|Doctrines|| ||Influenced by rationalists and critical scholars of the late 18th and early 19th century, and inspired by a new openness to what was going on in the world outside, a number of Jewish scholars sought to abandon traditional beliefs and practices, while at the same asserting their Jewishness in new ways. They argued, on the basis of the historical nature of Judaism, that halakhah was a process, not fixed for ever as it was in ancient times. It was therefore no longer necessary to believe that Moses wrote the entire Torah, for example, or to practise the dietary laws meticulously, or for men and women to sit separately at public worship. Only the moral laws are binding, and teachings which assert the divine nature of the human spirit and seek to promote a just society.|
Today Reform teaching is less radical in some respects than it was in the 19th century. It is committed to supporting the State of Israel, as well as to belief in a messianic goal of justice and peace, and a concern to preserve some traditional Jewish practices, including the use of Hebrew in worship. Against orthodox tradition, however, a decision was taken in 1972 to permit the ordination of women rabbis, and in 1983 it was decreed that a child of either a Jewish mother or a Jewish father should be regarded as a Jew. Reform practice concerning the conversion of non-Jews, marriage between Jews and non-Jews or Reform converts, and the remarriage of divorcees, also differs radically from orthodoxy.

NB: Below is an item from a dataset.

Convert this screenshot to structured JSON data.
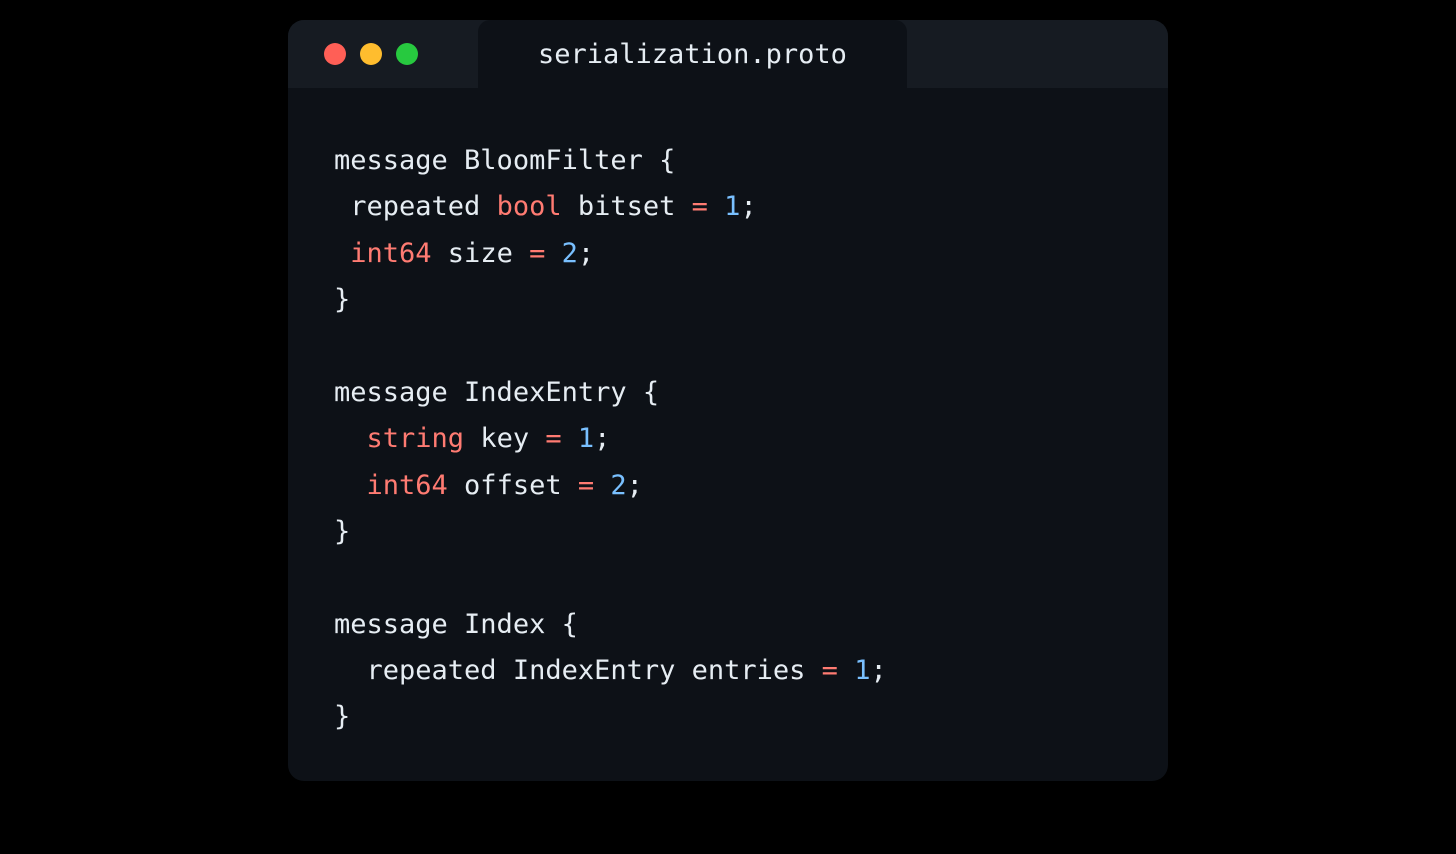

Reform theologians' responses to the Holocaust include the difficult view that the Jews who died in the concentration camps were sacrificial victims slain to purify a sinful world, and the claim that, through the Holocaust, God paradoxically revealed his will that the Jewish people must survive whatever happens. "Prayers for the Six Million" are now printed in Reform prayer books.
|History|| ||Reform Judaism had its origins in two developments in 18th century Europe which affected the relationship between Jewish communities and the rest of the world. On the one hand, the Enlightenment ensured that traditional religious beliefs were challenged with new vigour by secularists and rationalists, and on the other hand, Jewish legal and political emancipation opened the way for Jews to enter into non-Jewish society. Respected as much in the non-Jewish world as by his fellow Jews, it was the distinguished German philosopher Moses Mendelssohn (1729-86), father of the Jewish enlightenment ( Hebrew haskalah), who more than any other forged a way of holding the two worlds together in a way that Spinoza (1632-77) had not been able or willing to do a century earlier. Many Jews like Leopold Zunz (1794-1886) and Heinrich Graetz (1817-1891) were inspired by his life and work to tackle
non-Jewish philosophy and scholarship without giving up totally their Jewish traditions.|
More radical leaders, notably Rabbi Avraham Geiger (1810-1884) who among other things, opposed the use of Hebrew in public worship, helped to establish the independence of the new movement in Europe. The earliest places of Reform Jewish worship in Seesen (1810), Berlin (1815) and Hamburg (1818), were called "temples" rather than synagogues. The first Reform community in the States was established in South Carolina in 1825, and Hebrew Union College, the first Reform seminary, in Cincinnati, Ohio in 1875. The Central Conference of American Rabbis was founded four years after the radical "Pittsburg platform" in 1885, at which the dietary laws as well as belief in a future Messiah, heaven and hell and the return to Zion were abandoned.
In the 1930s when Nazi antisemitism posed new threats to Jews in Europe, Reform Judaism became in several respects less radically different from orthodoxy, and a declaration made at Columbus, Ohio in 1937 ("the Columbus platform") replaced the "Pittsburg platform" as an expression of Reform Jewish principles. In London Leo Baeck College was founded in 1956 for the study of Judaism and the training of Reform Rabbis and teachers, although in many ways Reform Judaism in Britain is closer to the American Conservative (Masorti) tradition than Reform. Hebrew Union College established a campus in Jerusalem in 1963.
|Symbols|| ||Reform Judaism employs the same symbols as other Jewish traditions.|
|Adherents|| ||1,250,000 world wide. 1,000,000 in the States|
| ||World Union for Progressive Judaism, 838 Fifth Avenue, New York 10021|
Central Conference of American Rabbis, 192 Lexington Avenue, New York City, 10016